To turn one’s gaze inwards from time to time, even if only for five minutes daily at the same time. In so doing one should sink down into oneself, carefully take counsel with oneself, test and form one’s principles of life, run through in thought one’s knowledge — or lack of it — weigh up one’s duties; think over the contents and true purpose of life, feel genuinely pained by one’s own errors and imperfections. In a word: labor to discover the essential, the enduring, and earnestly aim at goals in accord with it: for instance, virtues to be acquired. (Not to fall into the mistake of thinking that one has done something well, but to strive ever further towards the highest standards.)This exercise is called: ‘RIGHT EXAMINATION’.
*Are the virtues I have gained becoming a force to change habits and patterns that hold me back from making progress towards achieving my highest potential. Can I observe my attitudes and beliefs changing in ways that make the world around me and myself healthier and more fulfilling?
These exercises for the days of the week are helpful for all generations and all genders. Just as each musical octave has seven notes, we can resonate with these daily exercises like musical notes, melodies and octaves. Music moves us inwardly because there is something within us that is in coherence with the melody and sound. When we act in concert with the planets there is a toning in our soul and we feel alive and vital. Ideas move beyond the dull, dry intellect into a creative world of imaginations which can inspire us towards meaningful actions in our life.

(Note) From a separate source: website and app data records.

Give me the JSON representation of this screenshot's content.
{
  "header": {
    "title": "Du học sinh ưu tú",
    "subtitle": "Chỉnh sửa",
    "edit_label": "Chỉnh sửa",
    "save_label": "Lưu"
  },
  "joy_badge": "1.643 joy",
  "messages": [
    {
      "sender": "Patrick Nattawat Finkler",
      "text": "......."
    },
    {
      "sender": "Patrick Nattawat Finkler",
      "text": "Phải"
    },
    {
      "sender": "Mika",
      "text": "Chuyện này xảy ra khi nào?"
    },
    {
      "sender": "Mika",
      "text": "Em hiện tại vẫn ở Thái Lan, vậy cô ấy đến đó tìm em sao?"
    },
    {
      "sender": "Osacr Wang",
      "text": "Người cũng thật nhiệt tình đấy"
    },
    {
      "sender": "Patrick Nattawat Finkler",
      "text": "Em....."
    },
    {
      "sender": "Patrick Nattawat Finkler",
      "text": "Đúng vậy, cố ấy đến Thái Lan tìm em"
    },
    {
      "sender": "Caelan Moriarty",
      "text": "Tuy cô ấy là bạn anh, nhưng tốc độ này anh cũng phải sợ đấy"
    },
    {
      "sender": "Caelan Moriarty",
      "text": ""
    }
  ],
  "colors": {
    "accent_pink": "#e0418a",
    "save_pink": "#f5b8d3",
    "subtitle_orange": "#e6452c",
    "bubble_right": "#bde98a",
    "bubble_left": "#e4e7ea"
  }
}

The idea of becoming a citizen of the cosmos of humanity begins to surpass our cultural, racial, political or personal identity. In the teachings of the ancient mysteries there was a sacred mantra:
To know the world, I look into myself,
To know myself, I look into the world.
In this way we can find a path to creative change. Using the virtues as guideposts, we can create truth, beauty and goodness as a presence in our lives no matter the outer circumstances. Another way to put it would be that we achieve a harmony with planetary music of the spheres within ourselves.
Practicing these daily exercises, I have found that there is a mending and a stronger congruence of my thoughts, feelings and actions. The soul feels whole, giving a clearer sense of self. This creates an inner peace and clarity of purpose which is so much needed in these times we live in. I hope some of you will find a renewed congruence in your soul and between your hearts and minds through practicing these imaginative and healing exercises. The ancient mysteries can have many practical applications in our daily life.